The expected copy holds every entry exactly and none of the pictures.

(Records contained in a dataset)
────────────────────

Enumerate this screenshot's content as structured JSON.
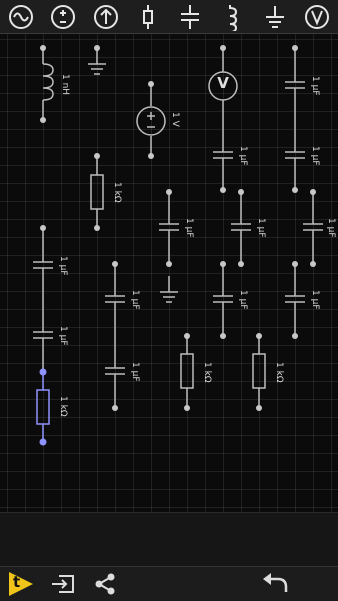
{
  "toolbar": {
    "tools": [
      {
        "icon": "ac-source-icon"
      },
      {
        "icon": "dc-source-icon"
      },
      {
        "icon": "current-source-icon"
      },
      {
        "icon": "resistor-icon"
      },
      {
        "icon": "capacitor-icon"
      },
      {
        "icon": "inductor-icon"
      },
      {
        "icon": "ground-icon"
      },
      {
        "icon": "voltmeter-icon"
      }
    ]
  },
  "circuit": {
    "labels": {
      "inductor": "1 nH",
      "source": "1 V",
      "voltmeter_symbol": "V",
      "r_top": "1 kΩ",
      "r_mid_left": "1 kΩ",
      "r_mid_right": "1 kΩ",
      "r_selected": "1 kΩ",
      "c_vm_left": "1 μF",
      "c_vm_right": "1 μF",
      "c_right_top": "1 μF",
      "c_row_a": "1 μF",
      "c_row_b": "1 μF",
      "c_row_c": "1 μF",
      "c_left_top": "1 μF",
      "c_left_bottom": "1 μF",
      "c_mid_a": "1 μF",
      "c_mid_b": "1 μF",
      "c_mid_c": "1 μF",
      "c_mid_d": "1 μF"
    },
    "colors": {
      "wire": "#bdbdbd",
      "selected": "#8f93ff",
      "canvas": "#0b0b0b"
    }
  },
  "bottom_bar": {
    "icons": [
      "tutorial-icon",
      "export-icon",
      "share-icon",
      "undo-icon"
    ],
    "tutorial_letter": "t"
  }
}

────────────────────

Answer for the task –
Enumerate this screenshot's content as structured JSON.
{
  "toolbar": {
    "tools": [
      {
        "icon": "ac-source-icon"
      },
      {
        "icon": "dc-source-icon"
      },
      {
        "icon": "current-source-icon"
      },
      {
        "icon": "resistor-icon"
      },
      {
        "icon": "capacitor-icon"
      },
      {
        "icon": "inductor-icon"
      },
      {
        "icon": "ground-icon"
      },
      {
        "icon": "voltmeter-icon"
      }
    ]
  },
  "circuit": {
    "labels": {
      "inductor": "1 nH",
      "source": "1 V",
      "voltmeter_symbol": "V",
      "r_top": "1 kΩ",
      "r_mid_left": "1 kΩ",
      "r_mid_right": "1 kΩ",
      "r_selected": "1 kΩ",
      "c_vm_left": "1 μF",
      "c_vm_right": "1 μF",
      "c_right_top": "1 μF",
      "c_row_a": "1 μF",
      "c_row_b": "1 μF",
      "c_row_c": "1 μF",
      "c_left_top": "1 μF",
      "c_left_bottom": "1 μF",
      "c_mid_a": "1 μF",
      "c_mid_b": "1 μF",
      "c_mid_c": "1 μF",
      "c_mid_d": "1 μF"
    },
    "colors": {
      "wire": "#bdbdbd",
      "selected": "#8f93ff",
      "canvas": "#0b0b0b"
    }
  },
  "bottom_bar": {
    "icons": [
      "tutorial-icon",
      "export-icon",
      "share-icon",
      "undo-icon"
    ],
    "tutorial_letter": "t"
  }
}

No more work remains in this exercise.